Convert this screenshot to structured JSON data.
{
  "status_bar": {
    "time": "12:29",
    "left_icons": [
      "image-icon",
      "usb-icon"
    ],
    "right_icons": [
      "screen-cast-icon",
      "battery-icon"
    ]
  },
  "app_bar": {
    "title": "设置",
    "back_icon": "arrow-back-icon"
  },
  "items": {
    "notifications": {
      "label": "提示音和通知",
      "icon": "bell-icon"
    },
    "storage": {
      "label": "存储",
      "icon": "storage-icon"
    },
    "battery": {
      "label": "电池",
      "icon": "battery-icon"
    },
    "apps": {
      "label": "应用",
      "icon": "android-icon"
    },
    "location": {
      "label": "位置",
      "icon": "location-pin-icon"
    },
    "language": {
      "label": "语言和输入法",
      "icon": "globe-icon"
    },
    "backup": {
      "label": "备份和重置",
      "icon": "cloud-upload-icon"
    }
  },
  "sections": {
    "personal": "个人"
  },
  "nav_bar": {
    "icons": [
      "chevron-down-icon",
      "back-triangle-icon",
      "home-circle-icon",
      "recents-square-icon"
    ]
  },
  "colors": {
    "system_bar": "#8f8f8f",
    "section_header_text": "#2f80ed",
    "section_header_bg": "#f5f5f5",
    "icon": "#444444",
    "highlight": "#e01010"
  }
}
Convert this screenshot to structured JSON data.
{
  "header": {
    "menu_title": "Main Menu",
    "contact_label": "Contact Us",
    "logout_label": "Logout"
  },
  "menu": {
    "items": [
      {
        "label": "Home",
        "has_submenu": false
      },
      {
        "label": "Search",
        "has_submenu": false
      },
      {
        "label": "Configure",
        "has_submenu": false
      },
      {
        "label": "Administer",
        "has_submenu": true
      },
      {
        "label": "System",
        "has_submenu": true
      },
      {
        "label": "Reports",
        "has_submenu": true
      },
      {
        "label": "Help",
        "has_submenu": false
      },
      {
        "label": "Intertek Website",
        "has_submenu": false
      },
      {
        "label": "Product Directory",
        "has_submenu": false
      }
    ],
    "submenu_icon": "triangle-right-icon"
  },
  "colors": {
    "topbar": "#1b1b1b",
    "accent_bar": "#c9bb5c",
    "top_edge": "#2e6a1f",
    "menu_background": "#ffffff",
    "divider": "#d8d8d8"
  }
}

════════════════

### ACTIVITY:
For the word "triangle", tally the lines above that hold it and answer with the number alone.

### YOUR SOLUTION:
2